[Task prompt] All of the records should be given back exactly and in full.

[Raw data]
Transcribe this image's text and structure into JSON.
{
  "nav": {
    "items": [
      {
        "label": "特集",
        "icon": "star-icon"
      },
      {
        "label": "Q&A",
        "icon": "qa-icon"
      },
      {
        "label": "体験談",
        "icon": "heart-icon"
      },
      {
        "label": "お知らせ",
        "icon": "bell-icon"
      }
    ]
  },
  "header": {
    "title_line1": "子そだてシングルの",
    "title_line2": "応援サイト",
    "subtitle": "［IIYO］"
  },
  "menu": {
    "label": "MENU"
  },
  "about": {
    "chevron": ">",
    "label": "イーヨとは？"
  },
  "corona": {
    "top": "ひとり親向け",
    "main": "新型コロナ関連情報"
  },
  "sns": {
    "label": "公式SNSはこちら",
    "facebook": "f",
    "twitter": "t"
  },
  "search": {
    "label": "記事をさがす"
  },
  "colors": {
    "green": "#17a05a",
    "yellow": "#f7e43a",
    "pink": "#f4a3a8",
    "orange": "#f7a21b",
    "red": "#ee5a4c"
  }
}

[Output for this task]
Transcribe this image's text and structure into JSON.
{
  "nav": {
    "items": [
      {
        "label": "特集",
        "icon": "star-icon"
      },
      {
        "label": "Q&A",
        "icon": "qa-icon"
      },
      {
        "label": "体験談",
        "icon": "heart-icon"
      },
      {
        "label": "お知らせ",
        "icon": "bell-icon"
      }
    ]
  },
  "header": {
    "title_line1": "子そだてシングルの",
    "title_line2": "応援サイト",
    "subtitle": "［IIYO］"
  },
  "menu": {
    "label": "MENU"
  },
  "about": {
    "chevron": ">",
    "label": "イーヨとは？"
  },
  "corona": {
    "top": "ひとり親向け",
    "main": "新型コロナ関連情報"
  },
  "sns": {
    "label": "公式SNSはこちら",
    "facebook": "f",
    "twitter": "t"
  },
  "search": {
    "label": "記事をさがす"
  },
  "colors": {
    "green": "#17a05a",
    "yellow": "#f7e43a",
    "pink": "#f4a3a8",
    "orange": "#f7a21b",
    "red": "#ee5a4c"
  }
}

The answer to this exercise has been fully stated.